Compile After Delivery

Adversaries may attempt to make payloads difficult to discover and analyze by delivering files to victims as uncompiled code. Similar to Obfuscated Files or Information, text-based source code files may subvert analysis and scrutiny from protections targeting executables/binaries. These payloads will need to be compiled before execution; typically via native utilities such as csc.exe or GCC/MinGW.[1]

Source code payloads may also be encrypted, encoded, and/or embedded within other files, such as those delivered as a Spearphishing Attachment. Payloads may also be delivered in formats unrecognizable and inherently benign to the native OS (ex: EXEs on macOS/Linux) before later being (re)compiled into a proper executable binary with a bundled compiler and execution framework.[2]

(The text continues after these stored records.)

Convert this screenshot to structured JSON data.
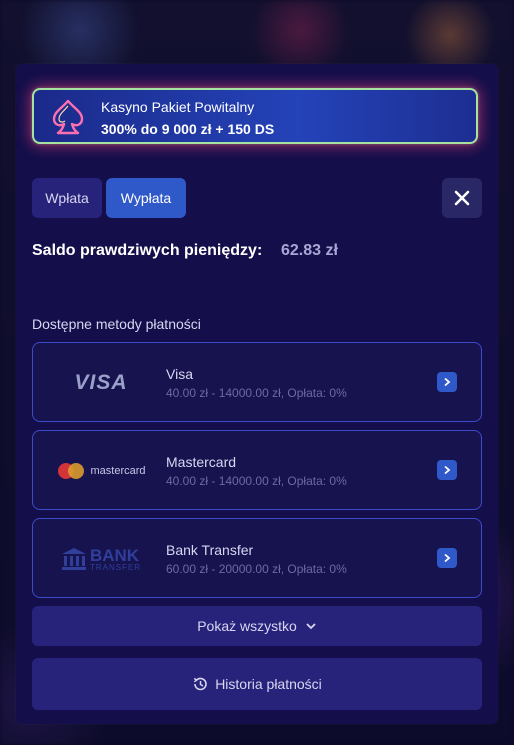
{
  "promo": {
    "title": "Kasyno Pakiet Powitalny",
    "subtitle": "300% do 9 000 zł + 150 DS",
    "icon": "spade-icon"
  },
  "tabs": [
    {
      "label": "Wpłata",
      "active": false
    },
    {
      "label": "Wypłata",
      "active": true
    }
  ],
  "balance": {
    "label": "Saldo prawdziwych pieniędzy:",
    "value": "62.83 zł"
  },
  "methods_heading": "Dostępne metody płatności",
  "methods": [
    {
      "name": "Visa",
      "detail": "40.00 zł - 14000.00 zł, Opłata: 0%",
      "logo": "VISA"
    },
    {
      "name": "Mastercard",
      "detail": "40.00 zł - 14000.00 zł, Opłata: 0%",
      "logo": "mastercard"
    },
    {
      "name": "Bank Transfer",
      "detail": "60.00 zł - 20000.00 zł, Opłata: 0%",
      "logo": "BANK",
      "logo_sub": "TRANSFER"
    }
  ],
  "show_all_label": "Pokaż wszystko",
  "history_label": "Historia płatności",
  "colors": {
    "accent": "#2f58c9",
    "panel": "#140f4a",
    "promo_border": "#a6e3a0"
  }
}
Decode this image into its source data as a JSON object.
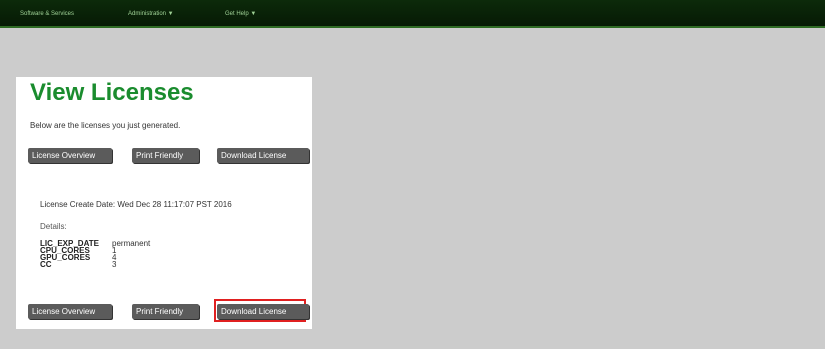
{
  "topnav": {
    "items": [
      "Software & Services",
      "Administration ▼",
      "Get Help ▼"
    ]
  },
  "page": {
    "title": "View Licenses",
    "intro": "Below are the licenses you just generated.",
    "buttons": {
      "overview": "License Overview",
      "print": "Print Friendly",
      "download": "Download License"
    },
    "create_date": "License Create Date: Wed Dec 28 11:17:07 PST 2016",
    "details_label": "Details:",
    "details": [
      {
        "key": "LIC_EXP_DATE",
        "value": "permanent"
      },
      {
        "key": "CPU_CORES",
        "value": "1"
      },
      {
        "key": "GPU_CORES",
        "value": "4"
      },
      {
        "key": "CC",
        "value": "3"
      }
    ]
  },
  "colors": {
    "title": "#1a8c2e",
    "topbar": "#0c2a0a",
    "button": "#5b5b5b",
    "highlight": "#e02020"
  }
}
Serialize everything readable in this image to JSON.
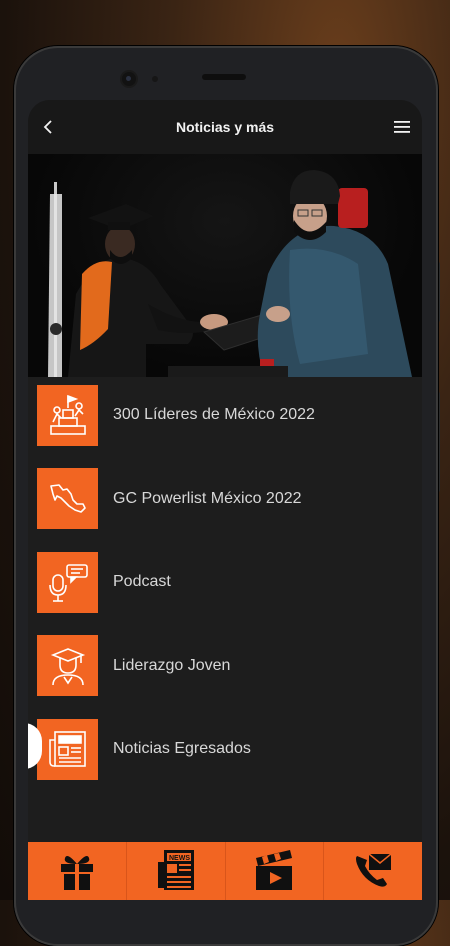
{
  "appbar": {
    "title": "Noticias y más",
    "back_icon": "chevron-left-icon",
    "menu_icon": "hamburger-menu-icon"
  },
  "hero": {
    "description_icon": "graduation-ceremony-photo"
  },
  "menu_items": [
    {
      "label": "300 Líderes de México 2022",
      "icon": "leaders-podium-icon"
    },
    {
      "label": "GC Powerlist México 2022",
      "icon": "mexico-map-icon"
    },
    {
      "label": "Podcast",
      "icon": "podcast-microphone-icon"
    },
    {
      "label": "Liderazgo Joven",
      "icon": "graduate-icon"
    },
    {
      "label": "Noticias Egresados",
      "icon": "newspaper-icon"
    }
  ],
  "bottom_nav": [
    {
      "name": "gift-icon"
    },
    {
      "name": "news-icon"
    },
    {
      "name": "clapperboard-icon"
    },
    {
      "name": "phone-mail-icon"
    }
  ],
  "colors": {
    "accent": "#f26522",
    "screen_bg": "#1d1d1d",
    "appbar_bg": "#181818",
    "text": "#d8d8d8"
  }
}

ID: T1500

Tactic: Defense Evasion

Platform:  Linux, macOS, Windows

System Requirements:  Compiler software (either native to the system or delivered by the adversary)

Permissions Required:  User

Data Sources:  Process command-line parameters, Process monitoring, File monitoring

Defense Bypassed:  Static File Analysis, Binary Analysis, Anti-virus, Host intrusion prevention systems, Signature-based detection

Contributors:  Ye Yint Min Thu Htut, Offensive Security Team, DBS Bank; Praetorian
Version: 1.0


This type of attack technique cannot be easily mitigated with preventive controls since it is based on the abuse of system features.


Name Description
Cardinal RAT

Cardinal RAT and its watchdog component are compiled and executed after being delivered to victims as embedded, uncompiled source code.[3]


MuddyWater has used the .NET csc.exe tool to compile executables from downloaded C# code.[1]


Monitor the execution file paths and command-line arguments for common compilers, such as csc.exe and GCC/MinGW, and correlate with other suspicious behavior to reduce false positives from normal user and administrator behavior. The compilation of payloads may also generate file creation and/or file write events. Look for non-native binary formats and cross-platform compiler and execution frameworks like Mono and determine if they have a legitimate purpose on the system.[2] Typically these should only be used in specific and limited cases, like for software development.